        Over time there are a number of changes in skills, rules, and styles of play

        • sacramento gold miners

          Agreed, but I like we saw the difference in NFL success with a hall of famer like Jim Kelly as compared with Walker. Kelly built on his USFL success in Buffalo, and Walker didn’t achieve to a HOF level many thought he would.

  • Quinton White

    Jim Brown had 106 TDs and then Payton end up with 110, yes?

  • Robert Keller

    Re: Joe Perry, I don’t believe the quality of the AAFC was significantly below that of the NFL in 1946-49. The NFL had small rosters in those days and 3 or 4 seasons of war time football had played havoc with the NFL and it’s own quality of football. I think talent in the NFL was more evenly distributed among it’s teams, than it was in the AAFC. The AAFC’s Brown,s 49ers and Yankees made the league sort of top heavy. That said, I still believe if you could somehow match every AAFC team up in a series of games against every NFL team, the AAFC wouldn’t fare badly at all at the end of all the games. They would win plenty and even the lesser teams would score some wins. The NFL had some “lesser teams” as well. Many NFLers (including one whole team) came into the AAFC and many AAFC players went on to play in the NFL after the “war” (between the leagues) ended.

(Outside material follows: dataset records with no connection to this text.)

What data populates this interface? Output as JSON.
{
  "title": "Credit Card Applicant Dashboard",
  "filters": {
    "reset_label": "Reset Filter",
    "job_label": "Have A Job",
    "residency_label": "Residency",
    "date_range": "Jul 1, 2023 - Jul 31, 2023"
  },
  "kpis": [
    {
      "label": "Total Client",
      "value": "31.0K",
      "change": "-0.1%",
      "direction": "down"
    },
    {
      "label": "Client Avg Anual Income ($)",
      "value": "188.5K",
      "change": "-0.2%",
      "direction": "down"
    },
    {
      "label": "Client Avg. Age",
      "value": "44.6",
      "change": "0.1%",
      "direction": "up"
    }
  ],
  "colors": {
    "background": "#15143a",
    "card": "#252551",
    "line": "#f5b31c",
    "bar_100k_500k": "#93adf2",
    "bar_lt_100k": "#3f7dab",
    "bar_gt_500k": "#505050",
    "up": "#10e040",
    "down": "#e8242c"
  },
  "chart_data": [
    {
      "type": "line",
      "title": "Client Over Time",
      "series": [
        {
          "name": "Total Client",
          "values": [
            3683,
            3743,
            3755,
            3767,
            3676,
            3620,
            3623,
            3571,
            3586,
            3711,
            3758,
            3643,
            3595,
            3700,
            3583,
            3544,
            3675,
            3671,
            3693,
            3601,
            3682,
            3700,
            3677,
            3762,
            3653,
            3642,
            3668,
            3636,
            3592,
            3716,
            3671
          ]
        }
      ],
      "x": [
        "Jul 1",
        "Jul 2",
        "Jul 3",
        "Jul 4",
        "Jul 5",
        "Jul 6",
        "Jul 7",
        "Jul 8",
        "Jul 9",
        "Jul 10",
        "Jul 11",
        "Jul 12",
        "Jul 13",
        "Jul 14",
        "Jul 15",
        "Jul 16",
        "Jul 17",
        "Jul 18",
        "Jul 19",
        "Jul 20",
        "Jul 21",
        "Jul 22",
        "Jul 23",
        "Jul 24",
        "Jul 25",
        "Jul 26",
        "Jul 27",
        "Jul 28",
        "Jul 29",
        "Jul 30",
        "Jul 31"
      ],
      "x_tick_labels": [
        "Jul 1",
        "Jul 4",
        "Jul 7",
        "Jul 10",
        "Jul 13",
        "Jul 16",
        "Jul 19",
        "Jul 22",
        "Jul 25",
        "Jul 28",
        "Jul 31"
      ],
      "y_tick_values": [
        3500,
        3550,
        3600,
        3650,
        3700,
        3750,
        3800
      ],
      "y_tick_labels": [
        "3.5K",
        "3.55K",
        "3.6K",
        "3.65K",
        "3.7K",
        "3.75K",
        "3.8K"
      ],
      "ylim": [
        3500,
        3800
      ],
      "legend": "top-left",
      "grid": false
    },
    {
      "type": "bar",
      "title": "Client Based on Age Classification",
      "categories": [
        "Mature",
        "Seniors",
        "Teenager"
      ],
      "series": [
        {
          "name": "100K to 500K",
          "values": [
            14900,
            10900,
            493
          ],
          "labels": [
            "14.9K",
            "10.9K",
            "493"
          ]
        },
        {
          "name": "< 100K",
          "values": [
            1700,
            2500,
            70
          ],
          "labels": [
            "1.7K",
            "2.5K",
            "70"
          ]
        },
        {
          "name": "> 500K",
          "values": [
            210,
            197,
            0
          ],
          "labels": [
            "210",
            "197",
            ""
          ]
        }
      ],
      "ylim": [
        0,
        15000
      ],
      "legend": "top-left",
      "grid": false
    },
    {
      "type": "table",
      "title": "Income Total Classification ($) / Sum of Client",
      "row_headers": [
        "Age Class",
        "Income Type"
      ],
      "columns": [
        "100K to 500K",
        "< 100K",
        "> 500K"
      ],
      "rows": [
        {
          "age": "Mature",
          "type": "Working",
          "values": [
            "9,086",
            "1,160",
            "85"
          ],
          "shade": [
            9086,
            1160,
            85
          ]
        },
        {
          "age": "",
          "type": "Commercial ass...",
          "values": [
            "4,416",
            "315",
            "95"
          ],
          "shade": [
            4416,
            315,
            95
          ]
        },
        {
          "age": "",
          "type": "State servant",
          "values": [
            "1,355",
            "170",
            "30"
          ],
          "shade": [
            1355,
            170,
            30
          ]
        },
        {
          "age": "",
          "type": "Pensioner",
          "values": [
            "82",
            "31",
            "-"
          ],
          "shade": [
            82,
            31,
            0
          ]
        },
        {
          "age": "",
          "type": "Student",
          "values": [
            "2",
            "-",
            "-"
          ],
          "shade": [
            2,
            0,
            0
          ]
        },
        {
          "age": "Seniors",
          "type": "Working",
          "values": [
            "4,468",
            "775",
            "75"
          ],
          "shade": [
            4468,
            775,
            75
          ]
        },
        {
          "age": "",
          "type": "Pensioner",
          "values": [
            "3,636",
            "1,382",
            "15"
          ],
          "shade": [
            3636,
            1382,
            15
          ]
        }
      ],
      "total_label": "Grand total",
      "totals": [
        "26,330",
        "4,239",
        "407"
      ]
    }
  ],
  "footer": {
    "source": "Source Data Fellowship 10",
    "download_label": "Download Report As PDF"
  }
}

    • I’d definitely rate the AAFC higher than, say, the early AFL, but I wouldn’t call it the equal to the NFL. I think the best players and best teams were as good as, if not better than, the best in the NFL. I think the worst teams in each league were all awful. The difference, to me, is that I think the median player in the NFL was better than the median player in the AAFC. Relative to the man on the street, they were probably almost all terrible compared to today’s players, but that’s another discussion. When I attempted to use numbers to apply modifiers to AAFC stats, I came to about 85% for the AAFC. The owners, in general, had more money than did established NFL owners, which enabled them to attract talent during a weird time in American history. They also had Arch Ward on their side, and I don’t think his influence is easily overstated. Plus, you know, they had the insane notion that black players could actually improve their teams.